Last November and December, 19-year-old entrepreneur Eric Simons, low on money as he built his startup ClassConnect, started living surreptitiously in AOL's Palo Alto, Calif., building. For two months, he slept on couches that he discovered were off building security's rounds.
Eventually, he was discovered and kicked out. But before that happened, he was living on a dollar a day and enjoying a prime Palo Alto address. Even if he had to hide to do so.
Caption:CNET Reviews staffPhoto:Eric Simons
Simons was able to access the AOL building as a member of the Imagine K12 incubator program that was housed there. He had a badge that gave him access to the building, but even after his time in the incubator ended, his badge still worked.
AOL's building has a gym, and Simons used it daily, both to shower, and to store his few extra pieces of clothing in a locker.
An entrepreneur from an early age, Eric Simons started ClassConnect while part of the Imagine K12 incubator program. Now, he's received $50,000 in seed funding and has been able to move into a Palo Alto house.

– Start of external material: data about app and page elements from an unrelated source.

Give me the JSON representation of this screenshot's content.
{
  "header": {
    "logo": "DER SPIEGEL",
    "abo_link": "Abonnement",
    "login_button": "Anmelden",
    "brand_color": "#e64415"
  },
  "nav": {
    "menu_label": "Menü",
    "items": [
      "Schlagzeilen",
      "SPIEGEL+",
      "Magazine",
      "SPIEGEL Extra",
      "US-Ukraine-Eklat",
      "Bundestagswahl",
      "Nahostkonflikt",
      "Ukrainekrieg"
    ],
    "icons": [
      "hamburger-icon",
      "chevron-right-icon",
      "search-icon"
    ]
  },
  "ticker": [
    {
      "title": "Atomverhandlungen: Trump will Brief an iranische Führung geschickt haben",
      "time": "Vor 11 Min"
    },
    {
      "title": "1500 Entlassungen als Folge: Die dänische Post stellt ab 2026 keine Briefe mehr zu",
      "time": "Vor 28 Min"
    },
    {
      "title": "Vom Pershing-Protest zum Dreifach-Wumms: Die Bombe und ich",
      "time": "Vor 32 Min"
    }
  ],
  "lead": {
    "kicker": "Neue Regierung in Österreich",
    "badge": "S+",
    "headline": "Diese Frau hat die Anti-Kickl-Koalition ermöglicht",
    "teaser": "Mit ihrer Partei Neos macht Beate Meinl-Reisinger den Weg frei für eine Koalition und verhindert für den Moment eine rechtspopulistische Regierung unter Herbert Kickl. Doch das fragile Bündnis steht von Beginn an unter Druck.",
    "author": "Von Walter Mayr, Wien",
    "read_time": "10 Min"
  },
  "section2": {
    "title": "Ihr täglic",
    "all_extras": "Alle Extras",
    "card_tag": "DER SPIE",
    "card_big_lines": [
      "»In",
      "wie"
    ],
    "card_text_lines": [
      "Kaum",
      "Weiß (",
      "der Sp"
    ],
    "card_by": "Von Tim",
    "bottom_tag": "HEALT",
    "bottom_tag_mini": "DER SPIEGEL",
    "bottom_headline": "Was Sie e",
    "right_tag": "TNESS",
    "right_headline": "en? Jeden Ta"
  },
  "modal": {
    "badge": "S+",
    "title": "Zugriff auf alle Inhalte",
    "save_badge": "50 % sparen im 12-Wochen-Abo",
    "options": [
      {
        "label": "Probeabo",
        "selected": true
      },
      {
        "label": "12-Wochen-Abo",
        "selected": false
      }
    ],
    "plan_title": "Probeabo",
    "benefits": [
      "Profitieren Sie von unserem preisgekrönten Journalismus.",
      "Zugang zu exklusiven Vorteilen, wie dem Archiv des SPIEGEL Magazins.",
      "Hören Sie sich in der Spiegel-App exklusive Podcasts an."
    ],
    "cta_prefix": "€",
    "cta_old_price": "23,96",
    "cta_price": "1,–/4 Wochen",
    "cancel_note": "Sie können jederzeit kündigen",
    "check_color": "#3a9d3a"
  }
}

AOL's Palo Alto, Calif., building sits on some of the most desirable real estate in Silicon Valley. Just down the street from famous Page Mill Road, the campus takes up a great deal of real estate and is home to incubators, Stanford's StartX program, and a number of AOL departments.
Updated:Caption:CNET Reviews staffPhoto:Screen shot by CNET
Part of Simons' reasoning for living at AOL was that he was out of money. But being inside the building at night allowed him to eat the food and drink the beverages the company makes available to its employees in its kitchens.
After getting his initial seed funding, Simons was able to move into a house in Palo Alto. But in order to offset some of the costs, he is renting out bunks in a bedroom on Airbnb and has fashioned the dwelling as a hacker house.